WORK TO COMPLETE: What you give back must match the data below character for character.

DATA UNDER STUDY section start

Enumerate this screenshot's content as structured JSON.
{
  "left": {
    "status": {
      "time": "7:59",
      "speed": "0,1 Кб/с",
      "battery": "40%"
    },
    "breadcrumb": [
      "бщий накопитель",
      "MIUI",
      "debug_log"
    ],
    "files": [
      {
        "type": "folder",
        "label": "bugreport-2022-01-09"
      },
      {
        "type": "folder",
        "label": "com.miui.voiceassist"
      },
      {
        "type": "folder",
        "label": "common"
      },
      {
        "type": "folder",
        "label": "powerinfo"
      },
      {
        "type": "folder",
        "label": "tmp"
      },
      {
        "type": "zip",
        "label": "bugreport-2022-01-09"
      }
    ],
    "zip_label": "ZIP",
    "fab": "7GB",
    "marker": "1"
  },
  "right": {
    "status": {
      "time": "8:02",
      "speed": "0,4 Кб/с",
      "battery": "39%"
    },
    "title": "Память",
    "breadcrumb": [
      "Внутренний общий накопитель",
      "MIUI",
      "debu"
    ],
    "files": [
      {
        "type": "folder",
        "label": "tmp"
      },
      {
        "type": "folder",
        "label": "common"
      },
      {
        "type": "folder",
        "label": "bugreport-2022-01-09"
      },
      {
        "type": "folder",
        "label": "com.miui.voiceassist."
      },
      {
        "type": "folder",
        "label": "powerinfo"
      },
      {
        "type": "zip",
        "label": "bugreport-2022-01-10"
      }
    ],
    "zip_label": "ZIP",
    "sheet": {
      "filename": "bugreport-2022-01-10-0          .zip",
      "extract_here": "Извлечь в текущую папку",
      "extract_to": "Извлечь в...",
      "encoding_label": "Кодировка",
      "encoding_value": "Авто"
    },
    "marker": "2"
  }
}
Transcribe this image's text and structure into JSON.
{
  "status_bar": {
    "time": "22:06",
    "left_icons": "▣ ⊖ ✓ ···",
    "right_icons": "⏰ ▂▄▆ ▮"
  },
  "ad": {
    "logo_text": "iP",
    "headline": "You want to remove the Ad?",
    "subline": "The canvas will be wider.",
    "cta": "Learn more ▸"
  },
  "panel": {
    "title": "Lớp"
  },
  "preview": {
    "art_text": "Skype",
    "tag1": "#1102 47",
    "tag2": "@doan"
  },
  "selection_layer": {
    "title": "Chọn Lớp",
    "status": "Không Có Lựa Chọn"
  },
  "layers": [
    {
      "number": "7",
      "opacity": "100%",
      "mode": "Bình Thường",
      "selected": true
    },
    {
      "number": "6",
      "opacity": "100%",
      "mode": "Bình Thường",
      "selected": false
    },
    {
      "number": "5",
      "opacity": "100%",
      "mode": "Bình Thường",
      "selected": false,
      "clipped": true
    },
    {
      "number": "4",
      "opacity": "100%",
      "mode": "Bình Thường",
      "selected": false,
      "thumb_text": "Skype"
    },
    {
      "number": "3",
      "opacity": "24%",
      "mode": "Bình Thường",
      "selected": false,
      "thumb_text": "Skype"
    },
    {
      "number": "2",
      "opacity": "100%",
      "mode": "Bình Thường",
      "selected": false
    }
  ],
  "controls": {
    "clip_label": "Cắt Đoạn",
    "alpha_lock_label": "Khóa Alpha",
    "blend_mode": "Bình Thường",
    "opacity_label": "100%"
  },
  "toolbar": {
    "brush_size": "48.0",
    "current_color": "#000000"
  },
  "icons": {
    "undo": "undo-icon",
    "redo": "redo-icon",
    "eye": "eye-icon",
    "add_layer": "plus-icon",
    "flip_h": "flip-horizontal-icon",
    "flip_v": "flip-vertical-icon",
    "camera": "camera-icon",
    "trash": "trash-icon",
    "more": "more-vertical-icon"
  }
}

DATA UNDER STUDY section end

SOLUTION TO THIS PROBLEM:
Enumerate this screenshot's content as structured JSON.
{
  "left": {
    "status": {
      "time": "7:59",
      "speed": "0,1 Кб/с",
      "battery": "40%"
    },
    "breadcrumb": [
      "бщий накопитель",
      "MIUI",
      "debug_log"
    ],
    "files": [
      {
        "type": "folder",
        "label": "bugreport-2022-01-09"
      },
      {
        "type": "folder",
        "label": "com.miui.voiceassist"
      },
      {
        "type": "folder",
        "label": "common"
      },
      {
        "type": "folder",
        "label": "powerinfo"
      },
      {
        "type": "folder",
        "label": "tmp"
      },
      {
        "type": "zip",
        "label": "bugreport-2022-01-09"
      }
    ],
    "zip_label": "ZIP",
    "fab": "7GB",
    "marker": "1"
  },
  "right": {
    "status": {
      "time": "8:02",
      "speed": "0,4 Кб/с",
      "battery": "39%"
    },
    "title": "Память",
    "breadcrumb": [
      "Внутренний общий накопитель",
      "MIUI",
      "debu"
    ],
    "files": [
      {
        "type": "folder",
        "label": "tmp"
      },
      {
        "type": "folder",
        "label": "common"
      },
      {
        "type": "folder",
        "label": "bugreport-2022-01-09"
      },
      {
        "type": "folder",
        "label": "com.miui.voiceassist."
      },
      {
        "type": "folder",
        "label": "powerinfo"
      },
      {
        "type": "zip",
        "label": "bugreport-2022-01-10"
      }
    ],
    "zip_label": "ZIP",
    "sheet": {
      "filename": "bugreport-2022-01-10-0          .zip",
      "extract_here": "Извлечь в текущую папку",
      "extract_to": "Извлечь в...",
      "encoding_label": "Кодировка",
      "encoding_value": "Авто"
    },
    "marker": "2"
  }
}
Transcribe this image's text and structure into JSON.
{
  "status_bar": {
    "time": "22:06",
    "left_icons": "▣ ⊖ ✓ ···",
    "right_icons": "⏰ ▂▄▆ ▮"
  },
  "ad": {
    "logo_text": "iP",
    "headline": "You want to remove the Ad?",
    "subline": "The canvas will be wider.",
    "cta": "Learn more ▸"
  },
  "panel": {
    "title": "Lớp"
  },
  "preview": {
    "art_text": "Skype",
    "tag1": "#1102 47",
    "tag2": "@doan"
  },
  "selection_layer": {
    "title": "Chọn Lớp",
    "status": "Không Có Lựa Chọn"
  },
  "layers": [
    {
      "number": "7",
      "opacity": "100%",
      "mode": "Bình Thường",
      "selected": true
    },
    {
      "number": "6",
      "opacity": "100%",
      "mode": "Bình Thường",
      "selected": false
    },
    {
      "number": "5",
      "opacity": "100%",
      "mode": "Bình Thường",
      "selected": false,
      "clipped": true
    },
    {
      "number": "4",
      "opacity": "100%",
      "mode": "Bình Thường",
      "selected": false,
      "thumb_text": "Skype"
    },
    {
      "number": "3",
      "opacity": "24%",
      "mode": "Bình Thường",
      "selected": false,
      "thumb_text": "Skype"
    },
    {
      "number": "2",
      "opacity": "100%",
      "mode": "Bình Thường",
      "selected": false
    }
  ],
  "controls": {
    "clip_label": "Cắt Đoạn",
    "alpha_lock_label": "Khóa Alpha",
    "blend_mode": "Bình Thường",
    "opacity_label": "100%"
  },
  "toolbar": {
    "brush_size": "48.0",
    "current_color": "#000000"
  },
  "icons": {
    "undo": "undo-icon",
    "redo": "redo-icon",
    "eye": "eye-icon",
    "add_layer": "plus-icon",
    "flip_h": "flip-horizontal-icon",
    "flip_v": "flip-vertical-icon",
    "camera": "camera-icon",
    "trash": "trash-icon",
    "more": "more-vertical-icon"
  }
}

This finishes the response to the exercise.